Nearly 30 serving directors of NSE-listed companies will be affected by a new rule that sets a 70-year age limit for board members of publicly traded firms.
About 27 directors of Nairobi Securities Exchange (NSE) traded firms — including board chairmen — are aged 70 and above.
While company shareholders at the annual general meetings (AGMs) could previously vote to extend the tenure of directors aged above 70, such firms will now be required to offer detailed explanation to the regulator as to why they must retain such board members.
The regulation is part of the newly gazetted Capital Markets Authority’s (CMA) corporate governance code which takes effect immediately.
The rule means that companies whose board members are past the upper age limit now have to seek fresh shareholder approval at their next AGMs to continue serving.
“There shall be an age limit for the members of the board … board members to retire at the age of 70 years,” said CMA acting CEO Paul Muthaura in a notice published in the Kenya Gazette.
“Where decision-making produces a lower standard than that which is prescribed in the code, listed companies will be required to explain non-application of the recommended standards to shareholders and the authority through relevant channels such as annual reports and annual general meetings,” said acting CMA chief executive Paul Muthaura in a statement last week explaining the new code.
Regulator’s move to cap the age of board members is meant to strike a balance between having long-serving, experienced directors and the need to inject fresh blood and ideas into the listed companies.

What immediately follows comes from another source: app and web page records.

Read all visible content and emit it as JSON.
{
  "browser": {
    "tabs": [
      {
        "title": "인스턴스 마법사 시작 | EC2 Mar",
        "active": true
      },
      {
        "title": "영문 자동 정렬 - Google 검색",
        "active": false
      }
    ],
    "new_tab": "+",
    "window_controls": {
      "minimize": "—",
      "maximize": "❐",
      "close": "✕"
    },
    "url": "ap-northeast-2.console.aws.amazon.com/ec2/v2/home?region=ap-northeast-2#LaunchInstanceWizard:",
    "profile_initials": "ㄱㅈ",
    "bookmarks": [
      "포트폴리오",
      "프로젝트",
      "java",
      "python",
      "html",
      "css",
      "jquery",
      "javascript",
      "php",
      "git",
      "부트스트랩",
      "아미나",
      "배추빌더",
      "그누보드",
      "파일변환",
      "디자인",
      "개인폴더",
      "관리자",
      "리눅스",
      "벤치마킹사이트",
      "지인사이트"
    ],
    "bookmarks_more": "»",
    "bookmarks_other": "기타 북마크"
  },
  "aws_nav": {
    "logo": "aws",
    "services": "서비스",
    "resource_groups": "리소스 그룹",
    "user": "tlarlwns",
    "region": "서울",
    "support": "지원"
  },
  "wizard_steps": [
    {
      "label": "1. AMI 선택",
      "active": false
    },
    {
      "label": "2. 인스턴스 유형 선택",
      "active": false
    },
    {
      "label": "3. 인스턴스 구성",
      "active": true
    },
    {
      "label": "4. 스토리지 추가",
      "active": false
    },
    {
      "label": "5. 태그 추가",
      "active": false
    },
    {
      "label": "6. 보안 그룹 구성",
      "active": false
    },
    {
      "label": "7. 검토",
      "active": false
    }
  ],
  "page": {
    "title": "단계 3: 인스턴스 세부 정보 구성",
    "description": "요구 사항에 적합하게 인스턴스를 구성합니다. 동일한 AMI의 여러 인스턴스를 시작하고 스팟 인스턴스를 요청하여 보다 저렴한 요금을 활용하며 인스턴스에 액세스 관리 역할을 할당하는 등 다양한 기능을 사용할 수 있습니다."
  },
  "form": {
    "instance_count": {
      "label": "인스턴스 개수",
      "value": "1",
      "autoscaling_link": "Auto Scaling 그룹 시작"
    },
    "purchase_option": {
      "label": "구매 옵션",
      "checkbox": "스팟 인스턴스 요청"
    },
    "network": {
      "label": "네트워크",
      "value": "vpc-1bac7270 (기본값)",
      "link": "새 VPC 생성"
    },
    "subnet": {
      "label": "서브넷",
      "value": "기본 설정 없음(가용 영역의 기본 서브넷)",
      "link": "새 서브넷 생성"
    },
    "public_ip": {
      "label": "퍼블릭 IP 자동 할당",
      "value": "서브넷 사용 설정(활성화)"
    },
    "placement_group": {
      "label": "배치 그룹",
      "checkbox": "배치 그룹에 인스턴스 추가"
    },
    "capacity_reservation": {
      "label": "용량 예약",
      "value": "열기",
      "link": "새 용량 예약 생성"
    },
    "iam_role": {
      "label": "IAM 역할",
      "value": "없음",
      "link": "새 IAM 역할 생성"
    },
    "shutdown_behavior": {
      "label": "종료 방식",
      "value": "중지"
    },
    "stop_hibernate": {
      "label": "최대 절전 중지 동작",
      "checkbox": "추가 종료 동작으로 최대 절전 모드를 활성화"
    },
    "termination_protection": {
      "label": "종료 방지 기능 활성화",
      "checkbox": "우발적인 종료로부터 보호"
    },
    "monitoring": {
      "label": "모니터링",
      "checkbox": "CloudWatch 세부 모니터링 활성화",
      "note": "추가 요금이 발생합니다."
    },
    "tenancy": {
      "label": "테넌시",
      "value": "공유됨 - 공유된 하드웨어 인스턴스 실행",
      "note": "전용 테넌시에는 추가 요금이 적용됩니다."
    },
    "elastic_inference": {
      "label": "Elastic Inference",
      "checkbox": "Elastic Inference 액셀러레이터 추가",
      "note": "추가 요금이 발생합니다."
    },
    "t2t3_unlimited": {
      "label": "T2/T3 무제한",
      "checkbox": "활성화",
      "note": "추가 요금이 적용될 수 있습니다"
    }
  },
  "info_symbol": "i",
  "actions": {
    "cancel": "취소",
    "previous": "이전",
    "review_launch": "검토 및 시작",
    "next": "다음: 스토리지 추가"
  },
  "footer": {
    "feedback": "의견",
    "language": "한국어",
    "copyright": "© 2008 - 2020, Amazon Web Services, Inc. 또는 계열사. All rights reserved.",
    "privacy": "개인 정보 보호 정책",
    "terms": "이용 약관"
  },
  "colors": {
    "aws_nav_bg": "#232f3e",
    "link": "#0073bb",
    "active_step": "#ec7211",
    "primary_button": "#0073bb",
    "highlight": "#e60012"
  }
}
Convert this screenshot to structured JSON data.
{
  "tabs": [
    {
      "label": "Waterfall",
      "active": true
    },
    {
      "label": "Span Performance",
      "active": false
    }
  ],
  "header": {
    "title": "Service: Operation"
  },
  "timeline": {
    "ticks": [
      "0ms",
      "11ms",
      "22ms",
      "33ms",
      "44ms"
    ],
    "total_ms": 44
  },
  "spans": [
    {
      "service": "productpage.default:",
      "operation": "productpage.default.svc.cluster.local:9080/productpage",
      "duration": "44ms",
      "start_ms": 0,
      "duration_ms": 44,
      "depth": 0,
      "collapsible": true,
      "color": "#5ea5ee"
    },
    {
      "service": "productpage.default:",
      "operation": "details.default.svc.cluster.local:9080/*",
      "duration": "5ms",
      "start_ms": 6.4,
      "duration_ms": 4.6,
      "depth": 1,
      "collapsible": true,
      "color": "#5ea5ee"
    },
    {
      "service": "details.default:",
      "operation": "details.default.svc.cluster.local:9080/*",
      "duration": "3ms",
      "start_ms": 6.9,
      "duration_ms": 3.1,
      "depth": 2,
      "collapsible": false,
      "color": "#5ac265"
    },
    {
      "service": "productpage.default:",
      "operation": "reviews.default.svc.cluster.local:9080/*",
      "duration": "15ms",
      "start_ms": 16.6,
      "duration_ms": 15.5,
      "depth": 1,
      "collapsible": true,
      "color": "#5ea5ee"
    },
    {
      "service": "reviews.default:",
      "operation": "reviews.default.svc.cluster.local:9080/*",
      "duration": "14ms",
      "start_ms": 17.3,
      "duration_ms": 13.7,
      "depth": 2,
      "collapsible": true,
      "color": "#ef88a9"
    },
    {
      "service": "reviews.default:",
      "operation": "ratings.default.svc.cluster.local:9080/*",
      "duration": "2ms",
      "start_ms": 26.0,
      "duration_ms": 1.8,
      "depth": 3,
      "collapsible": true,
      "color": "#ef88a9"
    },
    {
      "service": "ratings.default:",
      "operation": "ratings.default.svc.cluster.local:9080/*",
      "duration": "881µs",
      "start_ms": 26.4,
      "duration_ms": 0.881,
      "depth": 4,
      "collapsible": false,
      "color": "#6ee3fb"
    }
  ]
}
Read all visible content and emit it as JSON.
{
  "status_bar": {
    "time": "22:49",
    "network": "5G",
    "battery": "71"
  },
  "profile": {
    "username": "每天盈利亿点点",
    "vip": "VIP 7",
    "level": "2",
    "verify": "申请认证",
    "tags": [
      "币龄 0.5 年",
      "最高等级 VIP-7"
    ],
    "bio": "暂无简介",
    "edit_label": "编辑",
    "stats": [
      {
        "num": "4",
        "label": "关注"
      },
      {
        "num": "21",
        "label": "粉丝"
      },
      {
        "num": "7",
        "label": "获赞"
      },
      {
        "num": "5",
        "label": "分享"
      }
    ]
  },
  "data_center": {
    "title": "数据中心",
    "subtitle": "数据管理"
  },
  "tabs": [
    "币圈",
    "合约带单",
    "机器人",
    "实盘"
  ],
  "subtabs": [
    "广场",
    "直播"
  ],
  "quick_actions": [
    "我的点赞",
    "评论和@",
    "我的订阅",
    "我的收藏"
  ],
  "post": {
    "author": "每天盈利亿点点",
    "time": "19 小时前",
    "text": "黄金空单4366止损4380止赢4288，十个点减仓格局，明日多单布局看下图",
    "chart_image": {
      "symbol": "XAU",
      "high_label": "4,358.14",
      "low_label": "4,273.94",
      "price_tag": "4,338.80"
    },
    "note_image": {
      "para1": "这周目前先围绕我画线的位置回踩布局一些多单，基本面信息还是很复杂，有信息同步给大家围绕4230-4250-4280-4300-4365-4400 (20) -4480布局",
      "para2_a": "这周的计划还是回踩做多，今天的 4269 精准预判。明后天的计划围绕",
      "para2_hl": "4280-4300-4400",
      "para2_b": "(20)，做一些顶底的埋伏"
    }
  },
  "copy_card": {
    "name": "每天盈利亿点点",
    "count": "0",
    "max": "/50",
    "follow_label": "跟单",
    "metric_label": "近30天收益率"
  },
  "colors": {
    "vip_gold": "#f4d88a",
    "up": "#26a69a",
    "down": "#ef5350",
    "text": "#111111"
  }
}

James Maina Wanjigi, 84, chairman of Carbacid Investments, is possibly the oldest board member among NSE-listed firms. He has been a director at the industrial gas producer since 1970.
Robert Shepherd, 83, also serves as a board member at Carbacid. Mr Shepherd first joined the gas maker in 1967 as managing director and retired in 2001 but has continued to serve as a non-executive director.
Ameer Kassim-Lakha, aged 81, serves as a director of TPS Serena.
In electing directors, CMA has advised shareholders to elect “credible persons who can add value to the company’s business” rather than maintaining the revolving door of the old boys’ club.
Solomon Karanja, 78, serves as a director at Bamburi Cement.
Jack Jacob Kisa (TPS Serena) and Michael Somen of NIC Bank are all aged 77.
The list of directors serving at NSE-listed companies hit by the CMA age limit also includes Safaricom chairman Nicholas Ng’ang’a, NIC Bank director Frederick Mbiru and Carbacid board member Baloobhai Patel – all aged 76.
The CMA, in setting age limits for directors, is borrowing best practices from other regulators. For example, the Companies Commission of Malaysia sets 70 as the age limit to serve in a public firm.
“Age limits are the most prevalent mechanism triggering board turnover, and they continue to rise,” says a study by Deloitte.
Very few boards have directors aged 40 or younger, says Deloitte in the study dubbed ‘The 2014 Board Practices Report: Perspectives from the Boardroom’, highlighting the global trend of having senior citizens in company boards.
Other directors affected by the age-limit rule include I&M Holdings’ Michael Karanja, 75, and Centum’s Chris Kirubi, 72.
John Simba, Pan Africa Insurance chairman and director at Olympia Capital, Gayling Richard May who is non-executive director at CfC Stanbic, Liberty Kenya and BAT Kenya as well as Centum chairman James Muguiyi are all aged 71.